Yet it’s not just weapons sales that tie the U.S. to Yemen’s war: The U.S. continues to provide political and logistical support to Saudi Arabia’s campaign, most notably the refueling of Saudi coalition fighter jets used in daily bombing runs.

“I dream of being under the rubble and hearing the planes.”

For Yemenis, the results have been disastrous: Coalition airstrikes have punished Yemen’s civilians, and its children specifically, destroying hospitals, schools and vital infrastructure. In total, Saudi-led airstrikes are responsible for over 60 percent of civilian deaths in Yemen’s war, according to the United Nations, leading many human rights organizations to accuse the U.S. of taking part in potential war crimes.

There are signs U.S. officials are starting to grow uncomfortable with this arrangement, however. Following a debate in the House of Representatives, lawmakers led by Rep. Ro Khanna, a California Democrat, voted 366-30 that they had not authorized U.S. action in support for the Saudi-led war. But the vote was ultimately toothless after the resolution was stripped of the privileged status that would have invoked the War Powers Act to end U.S. involvement.

As Congress finally begins to grapple with the U.S.’s role in Yemen, the war shows no signs of letting up, leaving Yemen’s civilians to toil in the world’s worst humanitarian crisis and a cholera outbreak of unprecedented proportions.


Sara’s father lost his only son, 2-year-old Naif, in the August strike that destroyed six civilian homes. “He was my life,” says Ahmed, who has 48 shrapnel wounds from the blast. “I wished for so long to have a boy, and now he’s gone.”

His wife, Mesara, lies prostrate under a blanket, barely able to walk more than a few steps due to crushing spinal injuries sustained in the airstrike. The couple cannot afford the medical fees needed for surgical treatment and has had to borrow money in order to pay for their baby boy’s burial. Their other daughter, 12-year-old Haditha, has only one recollection of the strike, of seeing a ball of fire before being losing consciousness and waking up in hospital. A week later her aunt told her that two of her siblings were dead.

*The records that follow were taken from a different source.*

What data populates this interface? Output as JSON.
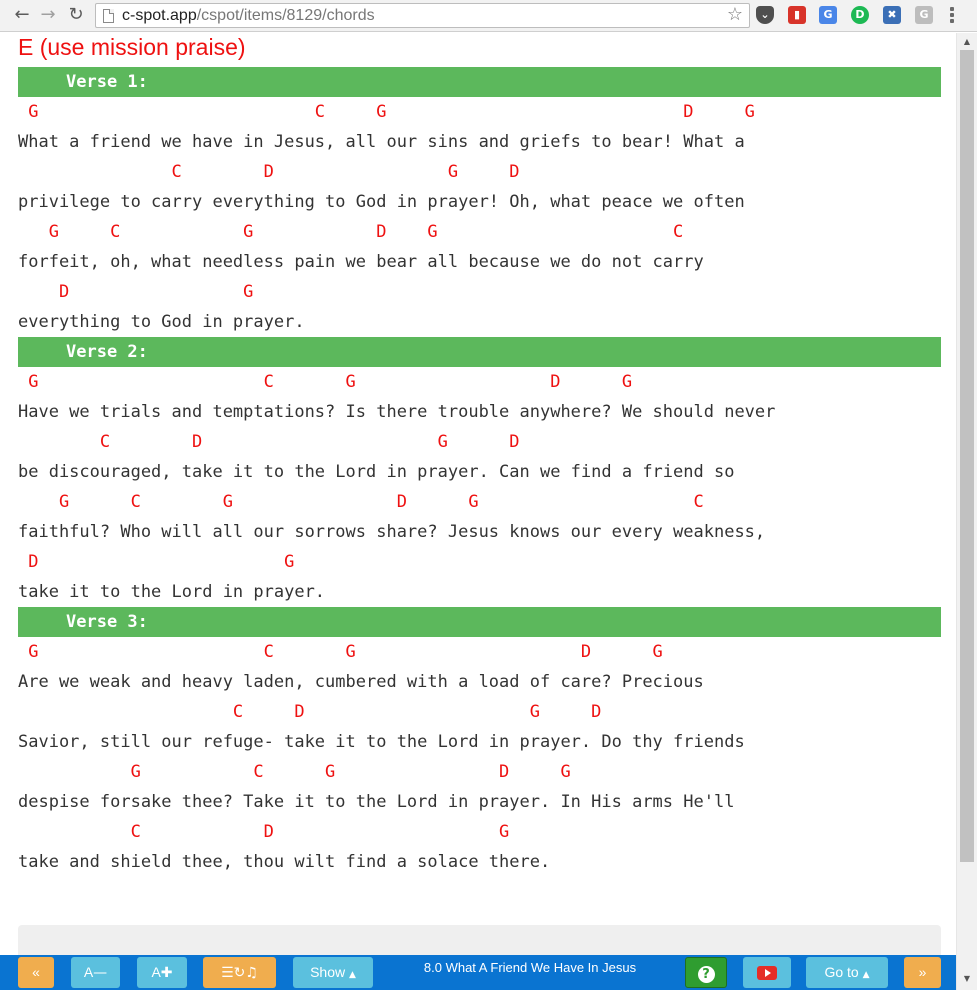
{
  "browser": {
    "url_host": "c-spot.app",
    "url_path": "/cspot/items/8129/chords"
  },
  "song": {
    "key_note": "E (use mission praise)",
    "verses": [
      {
        "label": "Verse 1:",
        "lines": [
          {
            "chords": " G                           C     G                             D     G",
            "lyrics": "What a friend we have in Jesus, all our sins and griefs to bear! What a"
          },
          {
            "chords": "               C        D                 G     D",
            "lyrics": "privilege to carry everything to God in prayer! Oh, what peace we often"
          },
          {
            "chords": "   G     C            G            D    G                       C",
            "lyrics": "forfeit, oh, what needless pain we bear all because we do not carry"
          },
          {
            "chords": "    D                 G",
            "lyrics": "everything to God in prayer."
          }
        ]
      },
      {
        "label": "Verse 2:",
        "lines": [
          {
            "chords": " G                      C       G                   D      G",
            "lyrics": "Have we trials and temptations? Is there trouble anywhere? We should never"
          },
          {
            "chords": "        C        D                       G      D",
            "lyrics": "be discouraged, take it to the Lord in prayer. Can we find a friend so"
          },
          {
            "chords": "    G      C        G                D      G                     C",
            "lyrics": "faithful? Who will all our sorrows share? Jesus knows our every weakness,"
          },
          {
            "chords": " D                        G",
            "lyrics": "take it to the Lord in prayer."
          }
        ]
      },
      {
        "label": "Verse 3:",
        "lines": [
          {
            "chords": " G                      C       G                      D      G",
            "lyrics": "Are we weak and heavy laden, cumbered with a load of care? Precious"
          },
          {
            "chords": "                     C     D                      G     D",
            "lyrics": "Savior, still our refuge- take it to the Lord in prayer. Do thy friends"
          },
          {
            "chords": "           G           C      G                D     G",
            "lyrics": "despise forsake thee? Take it to the Lord in prayer. In His arms He'll"
          },
          {
            "chords": "           C            D                      G",
            "lyrics": "take and shield thee, thou wilt find a solace there."
          }
        ]
      }
    ]
  },
  "toolbar": {
    "prev": "«",
    "font_smaller": "A",
    "font_larger": "A",
    "show_label": "Show",
    "title": "8.0 What A Friend We Have In Jesus",
    "goto_label": "Go to",
    "next": "»"
  }
}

Nearly three months on, Sara struggles to sleep at night, often waking with recurring nightmares.

“I dream of being under the rubble and hearing the planes,” she says. “I get scared, very scared.”


Iona Craig is a British-Irish independent journalist focusing on Yemen and the Arabian Peninsula.